Tomorrow begins gun season in the Northwoods. And—for those of you checking in from outside the neighborhood—this is a really big deal!
It’s such a big deal that I like to join in. Like many Northwoodsmen, I have a deer stand. And, during the season, I sit above the forest floor and wait. That I have no license, no purchased tags, and no special equipment is not a problem, because I also have no gun—That’s what makes me legal!
Psalm 104 explains why a man in a tree stand without a gun in gun season is not wasting his time. There’s a lot of nature out there. And, there’s a proper way to respond to nature. It’s not by worshipping the creation (Rm 1.25); it’s by seeing God’s wisdom in creation, and then praising our covenant God of creation.
Wisdom in Creation (:1-23). The first 23 verses of Psalm 104 mirror the Genesis account of Genesis 1-2.3. Day 1, in Genesis … :1-2a, in Psalm 104. Day 2, in Genesis … :2b-4, in Psalm 104. Day 3, in Genesis … :5-9, in Psalm 104. Day 4, in Genesis … :19-23, in Psalm 104. Day 5, in Genesis … :25-26, in Psalm 104. But, Day 6???
God created by His word, separating the elements of creation in Days 1-3, but then filling His creation in Days 4-6. But, the psalmist won’t be predictable or boring. Instead, at the first substantial mention of mankind (:23), the psalmist gives us a twist.
The twist comes right where we’d expect him to suddenly start talking about the wonders of mankind, Day 6. Instead, in verse 24, we get a spontaneous shout of exaltation: O LORD, how manifold are your works! In wisdom have you made them all; the earth is full of your creatures.
Provision for the LORD’S Creatures (:24-32). What does mankind as the chief of all land creatures do in relation to God? These all look to you, to give them their food in due season … When you give it to them, they gather it up; when you open your hand, they are filled with good things … When you hide your face, they are dismayed; when you take away their breath, they die and return to the dust … When you send forth your Spirit, they are created, and you renew the face of the ground.
As it turns out, humankind isn’t dependent on the earth for its existence. Humankind (along with the rest of creation) is dependent on God for its existence! And harmony with creation doesn’t mean that we get in rhythm with the earth. Harmony with creation means that we get in rhythm with the Creator of the earth.
This is the point of the final section of Psalm 104.
Harmony with the LORD of Creation (:33-35). I will sing praise to my God as long as I live … I will sing praise to my God while I have being … May my mediation be pleasing to him, for I rejoice in the LORD.

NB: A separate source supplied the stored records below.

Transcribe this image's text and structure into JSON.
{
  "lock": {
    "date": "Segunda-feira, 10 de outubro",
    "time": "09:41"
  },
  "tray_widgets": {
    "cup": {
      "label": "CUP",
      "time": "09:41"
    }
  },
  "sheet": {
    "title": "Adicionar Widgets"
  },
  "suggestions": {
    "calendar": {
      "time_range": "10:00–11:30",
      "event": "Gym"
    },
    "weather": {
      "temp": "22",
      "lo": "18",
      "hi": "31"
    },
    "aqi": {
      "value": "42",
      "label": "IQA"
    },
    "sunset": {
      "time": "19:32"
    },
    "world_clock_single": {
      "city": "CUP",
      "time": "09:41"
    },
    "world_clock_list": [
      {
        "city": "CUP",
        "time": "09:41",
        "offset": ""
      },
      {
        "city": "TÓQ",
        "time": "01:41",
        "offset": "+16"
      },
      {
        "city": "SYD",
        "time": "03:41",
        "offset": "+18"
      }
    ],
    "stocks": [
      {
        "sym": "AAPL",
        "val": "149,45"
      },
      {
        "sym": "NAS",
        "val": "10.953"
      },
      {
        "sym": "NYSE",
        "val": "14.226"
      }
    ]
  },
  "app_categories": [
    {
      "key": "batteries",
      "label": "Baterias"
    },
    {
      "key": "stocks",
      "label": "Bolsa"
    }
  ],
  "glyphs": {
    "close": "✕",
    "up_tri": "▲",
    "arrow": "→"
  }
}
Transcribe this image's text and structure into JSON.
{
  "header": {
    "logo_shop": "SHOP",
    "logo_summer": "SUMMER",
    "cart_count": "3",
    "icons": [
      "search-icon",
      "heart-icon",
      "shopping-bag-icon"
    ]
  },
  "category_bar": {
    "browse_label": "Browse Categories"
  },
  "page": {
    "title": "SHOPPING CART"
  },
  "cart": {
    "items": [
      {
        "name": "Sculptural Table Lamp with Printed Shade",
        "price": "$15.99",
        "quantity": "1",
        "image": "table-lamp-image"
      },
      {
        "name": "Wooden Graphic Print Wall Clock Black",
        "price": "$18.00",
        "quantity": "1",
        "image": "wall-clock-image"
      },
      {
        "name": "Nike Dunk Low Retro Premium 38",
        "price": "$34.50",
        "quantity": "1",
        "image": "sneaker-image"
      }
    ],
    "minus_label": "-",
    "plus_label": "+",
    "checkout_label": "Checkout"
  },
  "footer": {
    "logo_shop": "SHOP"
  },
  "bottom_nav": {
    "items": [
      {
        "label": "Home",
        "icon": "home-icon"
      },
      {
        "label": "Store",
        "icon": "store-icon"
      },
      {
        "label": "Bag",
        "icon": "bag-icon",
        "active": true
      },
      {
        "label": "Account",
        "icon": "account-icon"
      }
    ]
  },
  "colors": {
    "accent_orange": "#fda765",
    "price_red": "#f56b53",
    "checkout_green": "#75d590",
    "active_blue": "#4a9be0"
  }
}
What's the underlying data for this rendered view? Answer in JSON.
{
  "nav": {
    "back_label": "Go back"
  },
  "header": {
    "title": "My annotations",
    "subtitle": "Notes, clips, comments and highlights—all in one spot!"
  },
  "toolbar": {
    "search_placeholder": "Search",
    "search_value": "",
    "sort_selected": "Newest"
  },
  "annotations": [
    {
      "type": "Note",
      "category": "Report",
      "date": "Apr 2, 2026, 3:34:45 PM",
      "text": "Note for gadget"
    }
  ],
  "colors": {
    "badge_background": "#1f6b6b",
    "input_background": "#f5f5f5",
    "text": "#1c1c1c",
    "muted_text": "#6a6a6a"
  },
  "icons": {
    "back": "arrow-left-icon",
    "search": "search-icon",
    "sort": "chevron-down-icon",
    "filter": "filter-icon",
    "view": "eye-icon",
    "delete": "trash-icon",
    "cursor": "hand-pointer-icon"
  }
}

Notice here that the psalmist, who began by urging himself to praise God (:1a), now concludes his commentary on creation by doing just that. Notice also the little twist about sinners in verse 35: Let sinners be consumed from the earth, and let the wicked be no more!
Far from a “downer” at the end of a beautiful psalm, I take this a yearning for a Redeemer who will, one day, complete the work of redemption. The Apostle Paul, in 1 Corinthians 1.20-25 … :30-31 sees Jesus as doing just that. Where there are sinners at odds with God in His work of creation, there is now Jesus, who is the very wisdom of God:
And because of [God] you are in Christ Jesus, who became for us wisdom from God, righteousness and sanctification and redemption, so that, as it is written, “Let the one who boasts, boast in the Lord” (:30-31).
In the end, wisdom is seeking harmony with the Creator through the redeemer, Jesus!
My response to creation should be praise to the LORD of creation—for His wisdom, His provision, and the harmony He brings about in Christ.
Here’s a few questions to answer in your own tree stand this gun season:
- In contrast to some of the environmentalist language we often hear, what does Psalm 104 teach about our place in nature?
- How does our treatment of creation change once we trust in Christ?
- What keeps Psalm 104 from being a stale recounting of the Genesis account that people already know? Why is it relevant and helpful to us?
- The psalmist, beginning in verse 1, has to push himself to praise God. Why is this hard for us too?